> WHAT YOU SHOULD DO
Each of the records below must be reproduced verbatim.
┌─ TASK INPUTS
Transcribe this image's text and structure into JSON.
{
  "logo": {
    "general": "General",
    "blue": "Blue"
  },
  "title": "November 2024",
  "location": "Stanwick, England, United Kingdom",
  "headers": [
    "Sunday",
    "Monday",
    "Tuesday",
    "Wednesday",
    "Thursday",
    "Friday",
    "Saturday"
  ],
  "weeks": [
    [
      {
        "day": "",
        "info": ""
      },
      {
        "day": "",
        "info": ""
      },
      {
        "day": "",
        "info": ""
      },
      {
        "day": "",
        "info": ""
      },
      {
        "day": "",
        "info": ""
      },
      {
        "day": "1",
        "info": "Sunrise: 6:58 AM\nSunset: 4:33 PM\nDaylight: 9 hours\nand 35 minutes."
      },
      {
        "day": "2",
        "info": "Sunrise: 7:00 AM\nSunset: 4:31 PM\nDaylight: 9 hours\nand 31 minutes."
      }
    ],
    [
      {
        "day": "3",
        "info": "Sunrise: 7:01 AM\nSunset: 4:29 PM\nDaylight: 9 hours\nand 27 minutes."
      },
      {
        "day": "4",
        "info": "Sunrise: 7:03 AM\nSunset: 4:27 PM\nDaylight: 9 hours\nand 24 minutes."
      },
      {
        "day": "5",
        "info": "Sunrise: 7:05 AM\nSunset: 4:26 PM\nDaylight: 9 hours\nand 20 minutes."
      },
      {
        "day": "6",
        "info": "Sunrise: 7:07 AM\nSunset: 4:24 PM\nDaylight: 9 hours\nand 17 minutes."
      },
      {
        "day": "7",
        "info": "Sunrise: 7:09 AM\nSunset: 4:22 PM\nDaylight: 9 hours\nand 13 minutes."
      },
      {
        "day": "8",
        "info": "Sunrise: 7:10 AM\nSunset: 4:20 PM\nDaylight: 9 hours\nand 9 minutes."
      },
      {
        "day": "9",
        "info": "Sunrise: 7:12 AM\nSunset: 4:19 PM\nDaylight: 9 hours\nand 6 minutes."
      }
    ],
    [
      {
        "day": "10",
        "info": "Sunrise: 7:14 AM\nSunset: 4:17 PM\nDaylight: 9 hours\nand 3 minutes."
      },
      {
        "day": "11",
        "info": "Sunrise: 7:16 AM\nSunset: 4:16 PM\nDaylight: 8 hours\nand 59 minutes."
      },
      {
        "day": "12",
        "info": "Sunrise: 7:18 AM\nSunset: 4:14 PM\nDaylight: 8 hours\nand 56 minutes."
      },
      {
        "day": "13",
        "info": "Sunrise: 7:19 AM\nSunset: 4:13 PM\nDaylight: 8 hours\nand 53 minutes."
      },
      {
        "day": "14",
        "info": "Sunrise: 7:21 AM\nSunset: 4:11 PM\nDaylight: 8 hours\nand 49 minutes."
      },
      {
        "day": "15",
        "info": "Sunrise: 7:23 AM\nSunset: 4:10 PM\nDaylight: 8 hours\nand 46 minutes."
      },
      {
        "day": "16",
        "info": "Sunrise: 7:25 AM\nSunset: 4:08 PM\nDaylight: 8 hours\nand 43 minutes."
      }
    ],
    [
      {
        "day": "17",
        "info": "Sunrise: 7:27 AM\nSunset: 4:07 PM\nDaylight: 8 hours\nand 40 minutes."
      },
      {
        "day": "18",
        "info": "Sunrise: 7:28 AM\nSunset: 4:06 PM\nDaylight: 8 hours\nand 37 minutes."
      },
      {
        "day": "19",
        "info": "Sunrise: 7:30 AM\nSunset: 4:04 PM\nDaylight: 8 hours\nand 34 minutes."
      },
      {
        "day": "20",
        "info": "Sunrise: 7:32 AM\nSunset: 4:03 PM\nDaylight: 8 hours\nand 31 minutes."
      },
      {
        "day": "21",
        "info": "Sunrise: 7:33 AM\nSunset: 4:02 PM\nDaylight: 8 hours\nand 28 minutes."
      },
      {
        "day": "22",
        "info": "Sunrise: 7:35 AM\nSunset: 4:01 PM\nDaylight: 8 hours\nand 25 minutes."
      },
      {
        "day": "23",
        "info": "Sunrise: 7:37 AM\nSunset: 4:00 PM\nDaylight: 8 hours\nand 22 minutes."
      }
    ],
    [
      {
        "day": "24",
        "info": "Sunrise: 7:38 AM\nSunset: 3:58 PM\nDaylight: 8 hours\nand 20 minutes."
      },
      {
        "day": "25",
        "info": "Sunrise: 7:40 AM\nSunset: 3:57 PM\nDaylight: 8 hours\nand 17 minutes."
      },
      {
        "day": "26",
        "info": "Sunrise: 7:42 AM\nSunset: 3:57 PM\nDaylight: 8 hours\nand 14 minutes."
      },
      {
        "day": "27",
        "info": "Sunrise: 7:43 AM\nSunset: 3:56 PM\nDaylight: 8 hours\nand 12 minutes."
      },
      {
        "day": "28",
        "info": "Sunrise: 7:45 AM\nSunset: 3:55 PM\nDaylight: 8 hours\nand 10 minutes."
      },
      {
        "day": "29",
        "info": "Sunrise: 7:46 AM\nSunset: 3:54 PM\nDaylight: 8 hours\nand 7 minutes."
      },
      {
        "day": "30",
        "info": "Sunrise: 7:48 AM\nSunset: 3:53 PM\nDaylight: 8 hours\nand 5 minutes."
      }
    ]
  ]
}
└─
> TASK RESPONSE
Transcribe this image's text and structure into JSON.
{
  "logo": {
    "general": "General",
    "blue": "Blue"
  },
  "title": "November 2024",
  "location": "Stanwick, England, United Kingdom",
  "headers": [
    "Sunday",
    "Monday",
    "Tuesday",
    "Wednesday",
    "Thursday",
    "Friday",
    "Saturday"
  ],
  "weeks": [
    [
      {
        "day": "",
        "info": ""
      },
      {
        "day": "",
        "info": ""
      },
      {
        "day": "",
        "info": ""
      },
      {
        "day": "",
        "info": ""
      },
      {
        "day": "",
        "info": ""
      },
      {
        "day": "1",
        "info": "Sunrise: 6:58 AM\nSunset: 4:33 PM\nDaylight: 9 hours\nand 35 minutes."
      },
      {
        "day": "2",
        "info": "Sunrise: 7:00 AM\nSunset: 4:31 PM\nDaylight: 9 hours\nand 31 minutes."
      }
    ],
    [
      {
        "day": "3",
        "info": "Sunrise: 7:01 AM\nSunset: 4:29 PM\nDaylight: 9 hours\nand 27 minutes."
      },
      {
        "day": "4",
        "info": "Sunrise: 7:03 AM\nSunset: 4:27 PM\nDaylight: 9 hours\nand 24 minutes."
      },
      {
        "day": "5",
        "info": "Sunrise: 7:05 AM\nSunset: 4:26 PM\nDaylight: 9 hours\nand 20 minutes."
      },
      {
        "day": "6",
        "info": "Sunrise: 7:07 AM\nSunset: 4:24 PM\nDaylight: 9 hours\nand 17 minutes."
      },
      {
        "day": "7",
        "info": "Sunrise: 7:09 AM\nSunset: 4:22 PM\nDaylight: 9 hours\nand 13 minutes."
      },
      {
        "day": "8",
        "info": "Sunrise: 7:10 AM\nSunset: 4:20 PM\nDaylight: 9 hours\nand 9 minutes."
      },
      {
        "day": "9",
        "info": "Sunrise: 7:12 AM\nSunset: 4:19 PM\nDaylight: 9 hours\nand 6 minutes."
      }
    ],
    [
      {
        "day": "10",
        "info": "Sunrise: 7:14 AM\nSunset: 4:17 PM\nDaylight: 9 hours\nand 3 minutes."
      },
      {
        "day": "11",
        "info": "Sunrise: 7:16 AM\nSunset: 4:16 PM\nDaylight: 8 hours\nand 59 minutes."
      },
      {
        "day": "12",
        "info": "Sunrise: 7:18 AM\nSunset: 4:14 PM\nDaylight: 8 hours\nand 56 minutes."
      },
      {
        "day": "13",
        "info": "Sunrise: 7:19 AM\nSunset: 4:13 PM\nDaylight: 8 hours\nand 53 minutes."
      },
      {
        "day": "14",
        "info": "Sunrise: 7:21 AM\nSunset: 4:11 PM\nDaylight: 8 hours\nand 49 minutes."
      },
      {
        "day": "15",
        "info": "Sunrise: 7:23 AM\nSunset: 4:10 PM\nDaylight: 8 hours\nand 46 minutes."
      },
      {
        "day": "16",
        "info": "Sunrise: 7:25 AM\nSunset: 4:08 PM\nDaylight: 8 hours\nand 43 minutes."
      }
    ],
    [
      {
        "day": "17",
        "info": "Sunrise: 7:27 AM\nSunset: 4:07 PM\nDaylight: 8 hours\nand 40 minutes."
      },
      {
        "day": "18",
        "info": "Sunrise: 7:28 AM\nSunset: 4:06 PM\nDaylight: 8 hours\nand 37 minutes."
      },
      {
        "day": "19",
        "info": "Sunrise: 7:30 AM\nSunset: 4:04 PM\nDaylight: 8 hours\nand 34 minutes."
      },
      {
        "day": "20",
        "info": "Sunrise: 7:32 AM\nSunset: 4:03 PM\nDaylight: 8 hours\nand 31 minutes."
      },
      {
        "day": "21",
        "info": "Sunrise: 7:33 AM\nSunset: 4:02 PM\nDaylight: 8 hours\nand 28 minutes."
      },
      {
        "day": "22",
        "info": "Sunrise: 7:35 AM\nSunset: 4:01 PM\nDaylight: 8 hours\nand 25 minutes."
      },
      {
        "day": "23",
        "info": "Sunrise: 7:37 AM\nSunset: 4:00 PM\nDaylight: 8 hours\nand 22 minutes."
      }
    ],
    [
      {
        "day": "24",
        "info": "Sunrise: 7:38 AM\nSunset: 3:58 PM\nDaylight: 8 hours\nand 20 minutes."
      },
      {
        "day": "25",
        "info": "Sunrise: 7:40 AM\nSunset: 3:57 PM\nDaylight: 8 hours\nand 17 minutes."
      },
      {
        "day": "26",
        "info": "Sunrise: 7:42 AM\nSunset: 3:57 PM\nDaylight: 8 hours\nand 14 minutes."
      },
      {
        "day": "27",
        "info": "Sunrise: 7:43 AM\nSunset: 3:56 PM\nDaylight: 8 hours\nand 12 minutes."
      },
      {
        "day": "28",
        "info": "Sunrise: 7:45 AM\nSunset: 3:55 PM\nDaylight: 8 hours\nand 10 minutes."
      },
      {
        "day": "29",
        "info": "Sunrise: 7:46 AM\nSunset: 3:54 PM\nDaylight: 8 hours\nand 7 minutes."
      },
      {
        "day": "30",
        "info": "Sunrise: 7:48 AM\nSunset: 3:53 PM\nDaylight: 8 hours\nand 5 minutes."
      }
    ]
  ]
}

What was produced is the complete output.